(4) Possession of multiple firearms and/or ammunition in one place at one time constitutes only a single offense under 18 U.S.C. § 922(g). United States v. Verrecchia, 196 F.3d 294, 298 (1st Cir. 1999). In a multiple weapons case, no instruction requiring jury unanimity on any particular firearm is required. Id. Because possession of multiple weapons is a single offense unless there are separate possessions, the trial judge faced with multiple possession counts must decide whether to: (1) require the government to elect or combine counts before trial; (2) allow multiple counts but require a specific jury finding of separate possessions; or (3) allow multiple counts with no special jury instruction, but make a post-verdict “correction” by not entering judgment of conviction on any multiplicitous counts. Three circuits have made it clear that the jury, not the trial or appellate judges, must find separate possession as a critical element of a multi-count weapons possession conviction. United States v. Frankenberry, 696 F.2d 239, 245 (3d Cir. 1982); United States v. Szalkiewicz, 944 F.2d 653, 654 (9th Cir. 1991); United States v. Valentine, 706 F.2d 282, 294 (10th Cir. 1983). The Eleventh Circuit has held that it was not plain error for the trial judge to fail to give a separate possession instruction, and upheld conviction on multiple counts because sufficient evidence of separate possession was presented at trial, even though there was no jury finding to that effect.

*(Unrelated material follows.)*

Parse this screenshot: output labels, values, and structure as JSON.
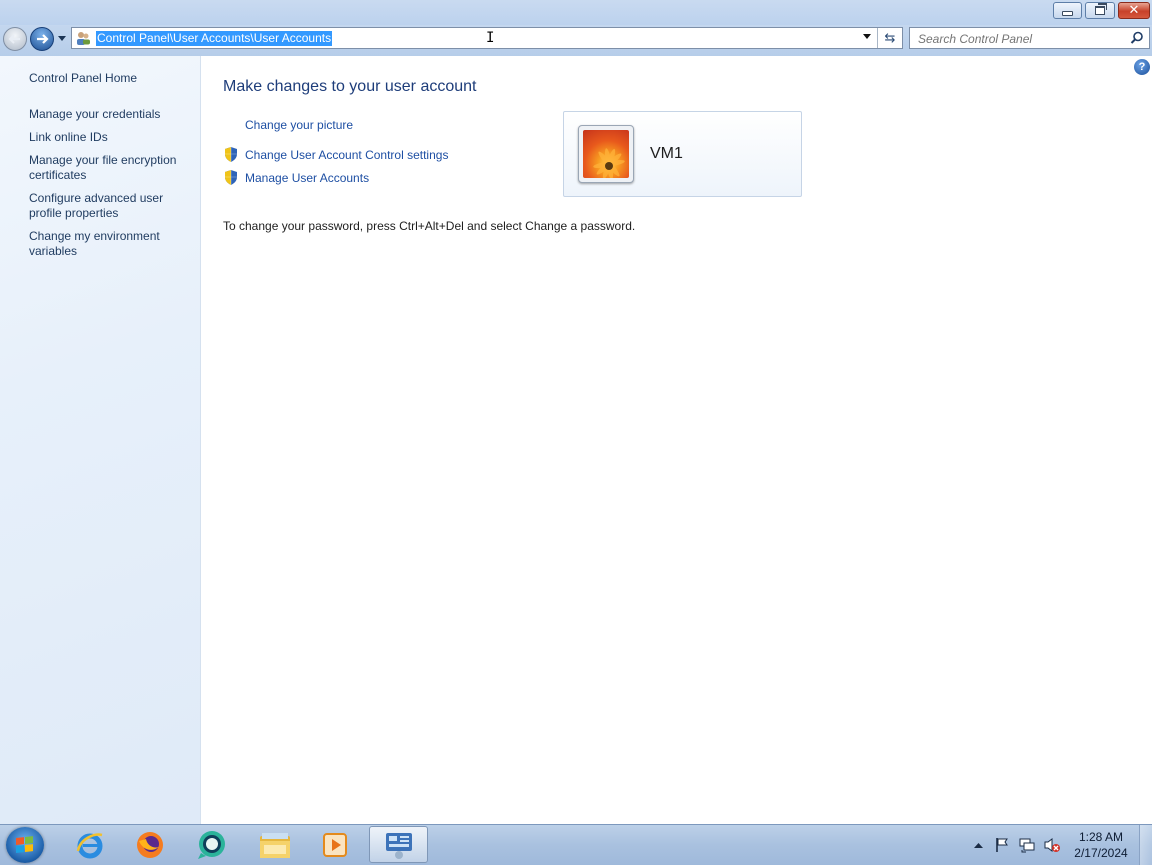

United States v. Bonavia, 927 F.2d 565, 569-71 (11th Cir. 1991). The Sixth Circuit in United States v. Throneburg, 921 F.2d 654, 657 (6th Cir. 1990), explained that the trial judge should exercise his or her discretion to vacate any multiplicitous guilty verdicts, the government in its discretion can decide how many counts to bring, and no jury instruction or finding is required as to separate possessions. A possible instruction is as follows:

If you have found the defendant guilty on Count I, you may not find [him/her] guilty on Count II unless you also find that the government has proven beyond a reasonable doubt that the firearm and ammunition were acquired at different times or that they were stored in different places.

(5) United States v. Acosta, 67 F.3d 334, 340 (1st Cir. 1995), supports the broad definition of “commerce.” See also United States v. Joost, 133 F.3d 125, 131 (1st Cir. 1998).

(6) The trial judge determines as a matter of law whether a previous conviction qualifies under 18 U.S.C. § 922(g)(1). Bartelho, 71 F.3d at 440. The fact of conviction, however, is for the jury unless it is stipulated, and so too is any factual issue on the restoration of civil rights. Id. at 440-41. It should be noted that, although the court in Bartelho found the approach of United States v. Flower, 29 F.3d 530 (10th Cir. 1994), persuasive, 71 F.3d at 440, Flower seems to be in conflict with Bartelho to the extent that it treats a factual dispute concerning restoration of civil rights as a preliminary matter to be resolved by the court prior to admitting the conviction into evidence. See 29 F.2d at 535-36.

(7) An aiding and abetting charge under the statute requires the court to instruct the jury that the aiding and abetting defendant must know or have cause to believe the firearm possessor’s status as a convicted felon. United States v. Xavier, 2 F.3d 1281, 1286-87 (3d Cir. 1993).

(8) For a charge of possessing a firearm with an altered serial number under 18 U.S.C. § 922(k), the First Circuit has said that it is “ordinarily . . . enough to charge the jury in the words of the statute, leaving it to the common sense of the jury to understand the purpose and to adjust its application to carry out that purpose. ‘Alter,’ in this statute, is not some highly obscure or special-purpose term that cries out for elaboration. This, then, is an instance in which the district judge may choose to elaborate but is not ordinarily required to do so.” United States v. Adams, No. 02-1007, 2002 WL 31065286, at *2 (1st Cir. Sept. 20, 2002).